Online ISSN: 2274-0333
Werneburg et al. New Permian Caseid from France
Hypoplasia: CT-scan or naked eye?
Eocene otoliths (Clinchfield Formation), Georgia
New elephant cranium from early Pliocene Ileret, Kenya
Small sauropod tracks, Southern France
The skull of Arsinoitherium (Mammalia, Embrithopoda) and the higher order interrelationships of ungulatesArsinoitherium; Phylogeny; Skull; Ungulate

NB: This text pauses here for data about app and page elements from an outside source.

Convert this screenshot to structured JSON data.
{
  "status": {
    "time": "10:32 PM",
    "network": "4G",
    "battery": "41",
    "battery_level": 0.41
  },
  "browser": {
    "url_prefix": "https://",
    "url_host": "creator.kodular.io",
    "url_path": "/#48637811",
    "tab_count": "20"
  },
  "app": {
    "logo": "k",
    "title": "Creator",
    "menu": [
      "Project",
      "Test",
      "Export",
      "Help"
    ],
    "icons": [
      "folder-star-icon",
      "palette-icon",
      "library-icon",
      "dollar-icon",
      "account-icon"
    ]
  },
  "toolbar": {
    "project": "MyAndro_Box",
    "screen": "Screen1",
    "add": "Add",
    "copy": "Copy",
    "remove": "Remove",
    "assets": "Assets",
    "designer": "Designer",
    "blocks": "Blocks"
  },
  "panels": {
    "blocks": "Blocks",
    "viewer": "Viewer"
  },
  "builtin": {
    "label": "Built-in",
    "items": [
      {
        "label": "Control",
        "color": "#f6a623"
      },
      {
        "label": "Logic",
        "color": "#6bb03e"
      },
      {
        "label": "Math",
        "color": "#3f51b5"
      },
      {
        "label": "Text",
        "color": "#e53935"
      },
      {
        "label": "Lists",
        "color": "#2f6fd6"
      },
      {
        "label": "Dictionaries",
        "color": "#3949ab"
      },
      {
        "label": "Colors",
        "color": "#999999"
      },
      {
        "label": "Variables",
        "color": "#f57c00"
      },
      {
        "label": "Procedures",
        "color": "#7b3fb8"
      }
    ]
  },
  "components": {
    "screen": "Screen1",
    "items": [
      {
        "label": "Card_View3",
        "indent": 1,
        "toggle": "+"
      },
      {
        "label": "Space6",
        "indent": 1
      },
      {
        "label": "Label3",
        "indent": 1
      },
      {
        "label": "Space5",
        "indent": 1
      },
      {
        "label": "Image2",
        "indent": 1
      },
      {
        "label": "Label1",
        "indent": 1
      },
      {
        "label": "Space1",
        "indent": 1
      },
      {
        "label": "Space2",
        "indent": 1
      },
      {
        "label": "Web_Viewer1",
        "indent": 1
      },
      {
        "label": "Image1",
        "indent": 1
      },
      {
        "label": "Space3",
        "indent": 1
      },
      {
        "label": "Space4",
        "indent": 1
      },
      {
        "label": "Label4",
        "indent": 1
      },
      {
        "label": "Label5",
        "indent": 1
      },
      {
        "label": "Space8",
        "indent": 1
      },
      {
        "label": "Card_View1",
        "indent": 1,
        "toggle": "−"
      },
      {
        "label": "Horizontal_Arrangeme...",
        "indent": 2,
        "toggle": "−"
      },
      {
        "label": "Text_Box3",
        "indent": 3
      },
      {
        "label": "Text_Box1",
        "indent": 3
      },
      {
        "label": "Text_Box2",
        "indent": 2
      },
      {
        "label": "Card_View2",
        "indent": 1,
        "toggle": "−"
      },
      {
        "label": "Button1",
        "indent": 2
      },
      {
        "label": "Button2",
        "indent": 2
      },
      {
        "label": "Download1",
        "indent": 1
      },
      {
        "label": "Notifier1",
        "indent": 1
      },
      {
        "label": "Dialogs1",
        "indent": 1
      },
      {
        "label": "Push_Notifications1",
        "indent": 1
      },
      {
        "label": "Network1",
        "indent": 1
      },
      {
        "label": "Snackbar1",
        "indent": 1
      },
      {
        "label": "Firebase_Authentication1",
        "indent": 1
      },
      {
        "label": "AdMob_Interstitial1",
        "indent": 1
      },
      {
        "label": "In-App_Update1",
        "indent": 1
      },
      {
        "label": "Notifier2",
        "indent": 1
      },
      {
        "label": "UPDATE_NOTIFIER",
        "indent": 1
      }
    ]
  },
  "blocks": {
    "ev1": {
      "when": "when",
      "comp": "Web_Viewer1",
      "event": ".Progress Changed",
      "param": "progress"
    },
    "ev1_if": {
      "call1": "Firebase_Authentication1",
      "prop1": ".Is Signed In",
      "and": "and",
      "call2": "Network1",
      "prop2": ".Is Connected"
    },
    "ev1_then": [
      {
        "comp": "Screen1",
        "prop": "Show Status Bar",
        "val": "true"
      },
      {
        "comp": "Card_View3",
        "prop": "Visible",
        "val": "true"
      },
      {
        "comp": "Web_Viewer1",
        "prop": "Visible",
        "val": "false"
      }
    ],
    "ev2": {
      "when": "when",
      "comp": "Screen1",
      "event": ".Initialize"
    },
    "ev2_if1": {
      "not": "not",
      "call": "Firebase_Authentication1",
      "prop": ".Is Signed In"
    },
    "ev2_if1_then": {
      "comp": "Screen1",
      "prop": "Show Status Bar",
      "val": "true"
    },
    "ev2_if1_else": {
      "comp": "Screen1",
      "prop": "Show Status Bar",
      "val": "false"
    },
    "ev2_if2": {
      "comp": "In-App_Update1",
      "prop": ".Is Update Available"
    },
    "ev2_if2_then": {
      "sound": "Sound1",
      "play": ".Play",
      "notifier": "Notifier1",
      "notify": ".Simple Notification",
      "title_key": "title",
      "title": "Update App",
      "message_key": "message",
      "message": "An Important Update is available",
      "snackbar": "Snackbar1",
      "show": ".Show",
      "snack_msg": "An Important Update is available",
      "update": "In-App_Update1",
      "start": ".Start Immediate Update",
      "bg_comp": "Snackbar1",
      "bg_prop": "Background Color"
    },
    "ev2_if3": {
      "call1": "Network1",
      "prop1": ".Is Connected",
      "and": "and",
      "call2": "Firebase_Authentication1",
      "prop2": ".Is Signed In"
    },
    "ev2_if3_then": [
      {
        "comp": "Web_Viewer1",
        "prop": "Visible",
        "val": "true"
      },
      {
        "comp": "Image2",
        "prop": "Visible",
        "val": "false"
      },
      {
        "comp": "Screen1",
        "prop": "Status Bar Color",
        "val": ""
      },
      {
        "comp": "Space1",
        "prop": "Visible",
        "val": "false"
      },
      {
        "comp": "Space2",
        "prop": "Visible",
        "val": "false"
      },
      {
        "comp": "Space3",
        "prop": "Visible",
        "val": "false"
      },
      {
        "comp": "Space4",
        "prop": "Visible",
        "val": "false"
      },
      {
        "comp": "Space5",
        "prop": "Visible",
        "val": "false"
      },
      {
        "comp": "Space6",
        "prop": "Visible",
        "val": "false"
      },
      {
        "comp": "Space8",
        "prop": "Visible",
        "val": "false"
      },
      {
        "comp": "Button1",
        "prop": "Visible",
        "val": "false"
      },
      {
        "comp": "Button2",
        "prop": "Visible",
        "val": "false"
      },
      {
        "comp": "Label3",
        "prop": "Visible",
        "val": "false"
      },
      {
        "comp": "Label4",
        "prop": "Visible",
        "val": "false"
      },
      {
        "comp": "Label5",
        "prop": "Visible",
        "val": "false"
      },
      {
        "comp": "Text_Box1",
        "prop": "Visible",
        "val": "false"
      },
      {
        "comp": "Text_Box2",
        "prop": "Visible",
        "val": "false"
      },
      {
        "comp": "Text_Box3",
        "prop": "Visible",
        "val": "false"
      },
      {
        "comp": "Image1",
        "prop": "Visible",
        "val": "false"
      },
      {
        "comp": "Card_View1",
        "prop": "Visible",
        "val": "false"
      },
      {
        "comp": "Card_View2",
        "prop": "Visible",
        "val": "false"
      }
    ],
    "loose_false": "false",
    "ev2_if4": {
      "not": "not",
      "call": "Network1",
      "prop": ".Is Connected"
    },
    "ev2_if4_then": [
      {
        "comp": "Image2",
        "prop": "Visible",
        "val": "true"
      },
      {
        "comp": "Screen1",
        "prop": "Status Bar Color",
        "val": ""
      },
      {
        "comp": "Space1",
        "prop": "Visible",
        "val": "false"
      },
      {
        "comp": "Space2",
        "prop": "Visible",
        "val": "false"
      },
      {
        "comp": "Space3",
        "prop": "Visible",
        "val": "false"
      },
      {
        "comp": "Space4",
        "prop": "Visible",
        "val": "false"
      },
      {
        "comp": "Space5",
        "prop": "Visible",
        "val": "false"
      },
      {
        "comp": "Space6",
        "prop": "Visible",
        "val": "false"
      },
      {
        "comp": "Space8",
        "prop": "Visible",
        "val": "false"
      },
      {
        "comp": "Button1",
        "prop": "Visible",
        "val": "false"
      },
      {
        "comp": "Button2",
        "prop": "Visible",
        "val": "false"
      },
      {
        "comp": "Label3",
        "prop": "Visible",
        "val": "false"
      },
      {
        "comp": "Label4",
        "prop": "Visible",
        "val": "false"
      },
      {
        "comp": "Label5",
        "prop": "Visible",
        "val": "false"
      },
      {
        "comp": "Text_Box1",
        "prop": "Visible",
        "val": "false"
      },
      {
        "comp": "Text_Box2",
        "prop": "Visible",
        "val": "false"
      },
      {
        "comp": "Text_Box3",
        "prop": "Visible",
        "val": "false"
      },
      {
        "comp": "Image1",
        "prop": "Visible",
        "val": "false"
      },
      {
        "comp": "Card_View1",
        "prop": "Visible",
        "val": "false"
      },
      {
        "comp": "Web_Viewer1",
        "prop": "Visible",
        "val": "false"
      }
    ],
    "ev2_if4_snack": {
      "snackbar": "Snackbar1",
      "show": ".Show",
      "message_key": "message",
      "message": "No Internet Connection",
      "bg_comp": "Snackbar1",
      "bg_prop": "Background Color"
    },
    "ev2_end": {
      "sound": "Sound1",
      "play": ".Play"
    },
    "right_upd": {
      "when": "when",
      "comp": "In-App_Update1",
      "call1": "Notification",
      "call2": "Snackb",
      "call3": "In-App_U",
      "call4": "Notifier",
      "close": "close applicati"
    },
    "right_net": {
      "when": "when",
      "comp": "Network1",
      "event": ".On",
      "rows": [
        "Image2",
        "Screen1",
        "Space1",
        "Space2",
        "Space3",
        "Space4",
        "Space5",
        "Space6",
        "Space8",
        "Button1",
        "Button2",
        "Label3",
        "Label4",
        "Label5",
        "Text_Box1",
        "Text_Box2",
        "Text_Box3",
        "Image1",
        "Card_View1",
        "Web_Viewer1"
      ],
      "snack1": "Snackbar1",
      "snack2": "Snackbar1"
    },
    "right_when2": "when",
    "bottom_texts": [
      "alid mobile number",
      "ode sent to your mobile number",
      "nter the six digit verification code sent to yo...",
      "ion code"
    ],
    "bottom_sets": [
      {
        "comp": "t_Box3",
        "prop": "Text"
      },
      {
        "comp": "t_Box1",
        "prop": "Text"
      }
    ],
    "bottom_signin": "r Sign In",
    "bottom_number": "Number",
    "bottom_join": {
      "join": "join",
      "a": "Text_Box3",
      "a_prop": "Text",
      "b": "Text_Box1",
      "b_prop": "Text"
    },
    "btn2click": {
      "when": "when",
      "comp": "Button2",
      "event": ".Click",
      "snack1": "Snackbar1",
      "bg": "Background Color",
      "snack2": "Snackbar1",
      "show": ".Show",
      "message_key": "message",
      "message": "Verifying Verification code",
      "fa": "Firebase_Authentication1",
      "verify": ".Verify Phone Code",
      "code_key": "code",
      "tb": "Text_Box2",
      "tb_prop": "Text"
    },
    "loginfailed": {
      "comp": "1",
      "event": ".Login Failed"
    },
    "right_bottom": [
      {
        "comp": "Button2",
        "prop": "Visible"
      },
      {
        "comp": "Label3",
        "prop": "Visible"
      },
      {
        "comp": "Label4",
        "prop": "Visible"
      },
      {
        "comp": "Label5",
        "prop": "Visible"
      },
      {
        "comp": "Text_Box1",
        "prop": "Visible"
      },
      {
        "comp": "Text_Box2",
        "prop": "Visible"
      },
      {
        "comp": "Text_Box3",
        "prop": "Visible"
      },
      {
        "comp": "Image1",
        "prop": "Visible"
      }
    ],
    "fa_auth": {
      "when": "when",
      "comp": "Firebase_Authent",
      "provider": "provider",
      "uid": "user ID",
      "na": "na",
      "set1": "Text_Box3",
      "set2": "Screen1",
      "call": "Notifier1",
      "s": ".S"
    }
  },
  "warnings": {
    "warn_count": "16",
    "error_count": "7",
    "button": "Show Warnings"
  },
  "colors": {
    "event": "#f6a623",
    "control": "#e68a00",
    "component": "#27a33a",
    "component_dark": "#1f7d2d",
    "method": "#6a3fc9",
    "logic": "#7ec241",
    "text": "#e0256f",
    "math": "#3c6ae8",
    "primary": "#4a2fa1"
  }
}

Detailed anatomical description of arsinoithere cranial remains from the Lower Oligocene, Fayum Depression, Egypt, provides the basic data for a systematic investigation. All cranial and some postcranial features are assessed from a phylogenetic standpoint. Several soft tissue characters are then added to a cladistic analysis based on 54 derived ungulate morphological characters. The resulting phylogenetic hypothesis implies that perissodactyls, sirenians, proboscideans and arsinoitheres constitute a monophyletic unit (5 synapomorphies). However, increasing the tree length by 3 steps reveals a closer association between hyraxes and perissodactyls. Nevertheless, 13 synapomorphies link proboscideans, sirenians and arsinoitheres to the exclusion of all other ungulates. Form of the sphenopalatine and ethmoid foramina, recurved posttympanic process, absence of a fenestra rotundum in the petrosal, vestigial paroccipital process of the exoccipital and the highly unusual absence of a hypoglossal foramen in the skull, imply a robust sister-group relationship between arsinoitheres and proboscideans. In this analysis artiodactyls share only one derived character with all other ungulates studied. Monophyly of Ungulata, including Artiodactyla, is therefore only weakly supported. It is argued that pedal anatomy of hyraxes is non-homologous with that of Tethytheria. Arsinoitherium should now be classiﬁed within Tethytheria, sharing a sister-group relationship with Proboscidea. Hyraxes are excluded, thus refuting the concept of Paenungulata. However, monophyly of the wider concept, Pantomesaxonia, containing hyraxes, perissodactyls, sirenians, proboscideans and now, arsinoitheres, is supported by this study.
Published in Vol. 22, Fasc. 1 (1992)